**Work request**
Print all the entries exactly.

**Input records**
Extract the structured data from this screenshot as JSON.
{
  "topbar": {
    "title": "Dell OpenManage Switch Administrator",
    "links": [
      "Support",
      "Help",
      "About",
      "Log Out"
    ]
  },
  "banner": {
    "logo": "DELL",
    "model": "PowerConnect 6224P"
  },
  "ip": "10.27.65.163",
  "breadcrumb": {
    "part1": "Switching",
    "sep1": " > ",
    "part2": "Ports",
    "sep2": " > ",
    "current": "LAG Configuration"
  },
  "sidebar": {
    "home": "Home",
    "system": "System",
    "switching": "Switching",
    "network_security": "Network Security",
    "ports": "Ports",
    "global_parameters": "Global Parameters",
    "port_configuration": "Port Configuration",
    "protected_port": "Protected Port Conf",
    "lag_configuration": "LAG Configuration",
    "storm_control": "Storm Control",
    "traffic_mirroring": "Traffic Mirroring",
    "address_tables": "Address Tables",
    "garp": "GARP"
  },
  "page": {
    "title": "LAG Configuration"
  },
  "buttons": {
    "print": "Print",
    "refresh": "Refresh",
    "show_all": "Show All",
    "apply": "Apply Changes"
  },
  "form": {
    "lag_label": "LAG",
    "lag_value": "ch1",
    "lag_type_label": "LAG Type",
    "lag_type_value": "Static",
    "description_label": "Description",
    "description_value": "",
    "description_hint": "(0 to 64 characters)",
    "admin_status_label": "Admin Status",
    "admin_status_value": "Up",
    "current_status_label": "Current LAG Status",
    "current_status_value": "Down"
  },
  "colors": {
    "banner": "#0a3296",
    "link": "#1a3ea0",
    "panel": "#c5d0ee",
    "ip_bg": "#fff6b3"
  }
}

**Solution to the exercise**
Extract the structured data from this screenshot as JSON.
{
  "topbar": {
    "title": "Dell OpenManage Switch Administrator",
    "links": [
      "Support",
      "Help",
      "About",
      "Log Out"
    ]
  },
  "banner": {
    "logo": "DELL",
    "model": "PowerConnect 6224P"
  },
  "ip": "10.27.65.163",
  "breadcrumb": {
    "part1": "Switching",
    "sep1": " > ",
    "part2": "Ports",
    "sep2": " > ",
    "current": "LAG Configuration"
  },
  "sidebar": {
    "home": "Home",
    "system": "System",
    "switching": "Switching",
    "network_security": "Network Security",
    "ports": "Ports",
    "global_parameters": "Global Parameters",
    "port_configuration": "Port Configuration",
    "protected_port": "Protected Port Conf",
    "lag_configuration": "LAG Configuration",
    "storm_control": "Storm Control",
    "traffic_mirroring": "Traffic Mirroring",
    "address_tables": "Address Tables",
    "garp": "GARP"
  },
  "page": {
    "title": "LAG Configuration"
  },
  "buttons": {
    "print": "Print",
    "refresh": "Refresh",
    "show_all": "Show All",
    "apply": "Apply Changes"
  },
  "form": {
    "lag_label": "LAG",
    "lag_value": "ch1",
    "lag_type_label": "LAG Type",
    "lag_type_value": "Static",
    "description_label": "Description",
    "description_value": "",
    "description_hint": "(0 to 64 characters)",
    "admin_status_label": "Admin Status",
    "admin_status_value": "Up",
    "current_status_label": "Current LAG Status",
    "current_status_value": "Down"
  },
  "colors": {
    "banner": "#0a3296",
    "link": "#1a3ea0",
    "panel": "#c5d0ee",
    "ip_bg": "#fff6b3"
  }
}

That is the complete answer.